It’s impossible to pick the perfect time to fix the interest rate on a home loan, experts say. Even with interest rates in Australia at near historic lows, and with no clear prospect of the official level rising soon, there is no definitive method of choosing the ideal moment to lock in the lowest possible fixed rate.
Decisions on where interest rates will go can’t be based on past trends or current offers. It’s only future movements that count. This means you might as well consult Paul the common octopus, which famously “chose” the correct winner of Germany’s matches in the 2010 football World Cup. But even that method might put you on a slippery slope … and you might still end up a sucker.
Economist Saul Eslake says that with the benefit of hindsight, the best time to fix a home loan was in late August or early September. That’s when long-term government bond yields – the benchmarks for pricing fixed-rate mortgages – were at record lows.
“The bird has flown somewhat,” Eslake says. “There’s no expectation of the Reserve Bank [RBA] raising its official cash rate any time soon, although it’s possible that the major banks will nudge their variable rates higher in the new year. They’ve already done this with their investment loans and it’s what some of the smaller banks have done with their variable rate loans for home buyers.”
Tim Bowcock, head of mortgage services at uno home loans, says good fixed-rate deals can still be found, although the ideal opportunity may have passed. “It’s likely we are at or near the bottom of the interest-rate cycle, which is a good time to enter a fixed mortgage,” he says. “As for when rates will rise, that started last month with all of the major lenders increasing five-year fixed rates.”
Since the US election, major lenders have increased their four- and five-year fixed rates from about 3.85 per cent to 4.39-4.59 per cent, which might make three-year fixed rates comparatively more attractive. “We have lenders on our panel with rates as low as 3.79 per cent per annum for a three-year fixed term,” Bowcock says.
uno home loans’ Tim Bowcock
Independent property strategist Michael Yardney says it’s still a smart time for investors and home buyers to consider locking in a portion of their rates. “Interestingly, last week I chose to fix a portion of my loans because I think it’s a good time to fix,” Yardney says. “But I did it not because I was trying to beat the banks or time the cycle.
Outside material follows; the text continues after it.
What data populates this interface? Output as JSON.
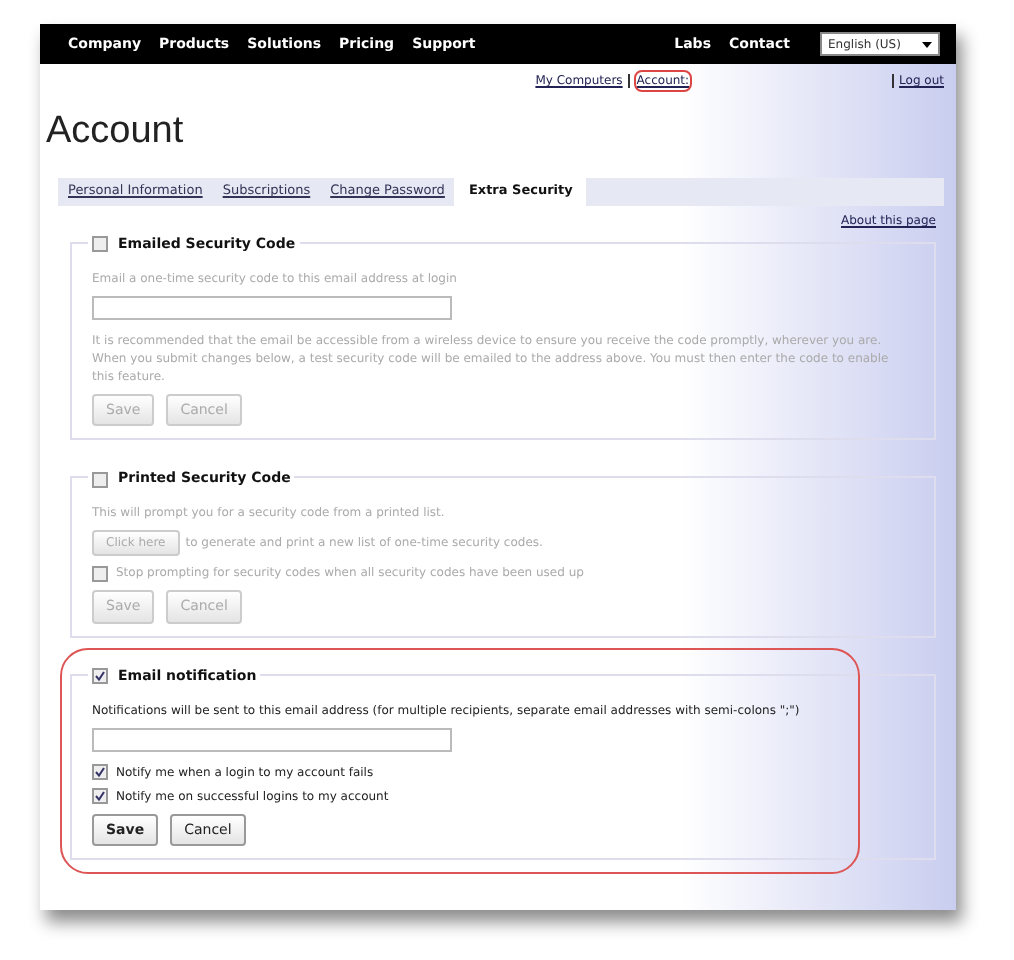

I did it because it’s a form of cashflow protection for me because I have a substantial property portfolio.
“Three years ago, a lot of people would have said that interest rates would be much higher than they are today. They were saying then that it was the best time for many years to lock in as well.”
Jen Bakker, head of customer engagement at personal finance app Money Brilliant, says the main reason borrowers should fix their loans is if they need certainty over their repayments. “A fixed rate might suit people who are budgeting to meet increased expenses or a lower income for a time period,” Bakker says.
Money Brilliant’s Jen Bakker
Fixing can be a risk, she says, if circumstances change and a borrower needs to move for work reasons or upgrade their property, for instance. “The penalties associated with repaying a fixed-rate mortgage, particularly in an environment where rates are dropping, can be hefty.”
Bowcock says borrowers wanting to lock in a low fixed rate might be better off taking out a split loan, where one portion is fixed and the other is variable.
“I don’t think anyone should be in a rush to fix all of their mortgage” – Saul Eslake
“A good exercise is to calculate the increase in your regular repayment should the banks increase variable rates by 1 per cent,” he says. “If that difference would have a material impact on your lifestyle, then it is wise to split the loan into fixed and variable.”
Eslake agrees. “Borrowers who are particularly anxious about the possibility of rates going up could still consider fixing some of their mortgage, but I don’t think anyone should be in a rush to fix all of their mortgage,” he says.
Another advantage of split loans is they allow borrowers to make additional payments on the variable-rate portion, Bakker says. “Often fixed rates don’t allow additional payments or offer a capped amount that you can pay extra before you are penalised.”
Yardney says he learnt a long time ago to fix just a portion of a loan – not the entire amount. He also warns investors with multiple loans to be careful about locking in fixed terms that end simultaneously. If interest rates rise in the meantime, you may find it difficult to service your new loan repayments.
Ultimately, Bakker says, the decision to fix a loan should be based on the borrowers’ circumstances, not anticipated interest movements. “Unfortunately, none of us has a crystal ball and the banks don’t always move in line with the RBA, leaving some uncertainty when it comes to being able to accurately predict rate movements.”
Perhaps those wanting a definitive answer on the perfect time to fix a loan should consult the nearest octopus.
Photo credit: Morten Brekkevold via Foter.com